Poetry - February, 2013

Poetry

Jesus is nailed to the cross

One year Marie gave up TV for Lent.
If Jesus Christ could bear His cross, then kite
on it three hours so we’d repent,
sacrifice in return was merely right.
I swore off sweets, only to break my fast
with thieved chocolate, watching Lord of the Flies,
a film exposing my black soul. Aghast,
I rushed to my sister’s room for advice.
She was asleep, my parents too. Spilling
from the TV, English schoolboy savages
marched the house, whetted for blood and killing.
I screamed for Jesus. But His ravages
snared Him, like a film, in cruel depiction—
as if it were my own crucifixion.

Poetry

Knitting in the wild

Douglas Fir campground, October 2012

The pale bits—twigs, fibers,
pine needles—sun-struck,
fall through the lazy air
as if yearning to be embodied in
my knitting, like gold flecks woven into
a ceremonial robe.

Then surprise—a new marvel!
Like a parachutist, a very small beetle
lands on the greeny stitch I have just
passed from left needle to right;
the creature’s burnished carapace
mirrors precisely the loop of glowing,
silky yarn that he has chosen.

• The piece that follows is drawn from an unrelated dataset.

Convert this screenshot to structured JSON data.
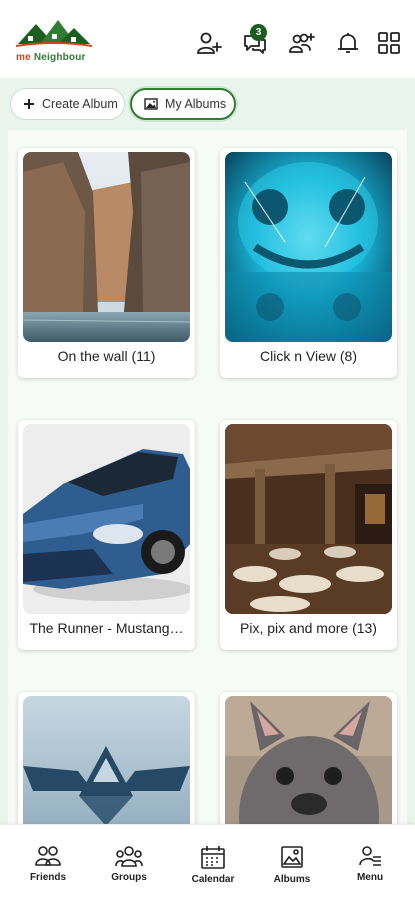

When this shawl ends up
warming someone’s shoulders,
will she sense the unexpected—
this glance, this gleam,
this life spark?

Poetry

The actual you

What are the things I should know about being homeless
That I would never imagine myself? I ask a girl who was
Homeless from age thirteen to age seventeen. You never
Saw a nicer more pleasant neatly dressed kid in your life,
This kid. The only way you can tell who she used to be is
That she has a bunch of steel teeth. Any hint of difficulty,
She says, you move. Move anyways, on general principle.
Any safe spot you find will eventually be found by others.
As for new friends, trust but verify, as some old president
Said. Learn to lie with a totally straight face. Brush teeth!
I still have trouble not lying immediately and defensively.
That’s a problem for me. I got so good at it that it’s tough
To not be good at it anymore. The best way to get by is to
Perform, to not be who you really are, so the actual you is
Not in danger. You can shuck the person you perform like
A snake shucks a skin. Teachers here tell me I ought to be
In theater, I should try out for plays and musicals, but that
Is exactly what I am trying not to be, which is good at not
Being the real me anymore. Does this make sense? You’d
Be a natural, my teachers say, and I have to laugh because
Natural at not being me is who I don’t want to be anymore.

Poetry

The whole weasel question

Consider the case of a mathematician, in this case
My oldest brother, who is (a) halved by an illness,
(b) stilled completely by it, and (c) reduced to ash.
Trust me, he would be the first to note that finally
He finished his travels at 0.00416666667 of what
He weighed for a long time. I bet then he’d spend
Weeks poking into what else weighed exactly that.
I’d get a terse note with a list in his meticulous ink:
The cardinal on average weighs 0.992 of a pound,
And the long-tailed weasel weighs exactly a pound.
A letter like that is exactly like a zen koan, I think.
It’s as much a door as a statement. Let us consider
That we have all just now received this terse letter.
It sits there grinning on the table next to the coffee.
I don’t know about you, but I am going to dive into
The whole weasel question. We have so little time,
And there’s so much to be discovered. I want to be
Able to be conversant about this the next time I see
My brother. He’ll want to know. He’ll have missed
A lot of time that could have been devoted to these
Things, and someone has to carry the ball, whether
It’s weasels or cardinals or cancer. How mortifying
It will be if he asks me about something, and I have
To say I didn’t pay attention, man, and he will stare
At me with that laser stare and not even have to say,
And what was it you did instead of paying attention?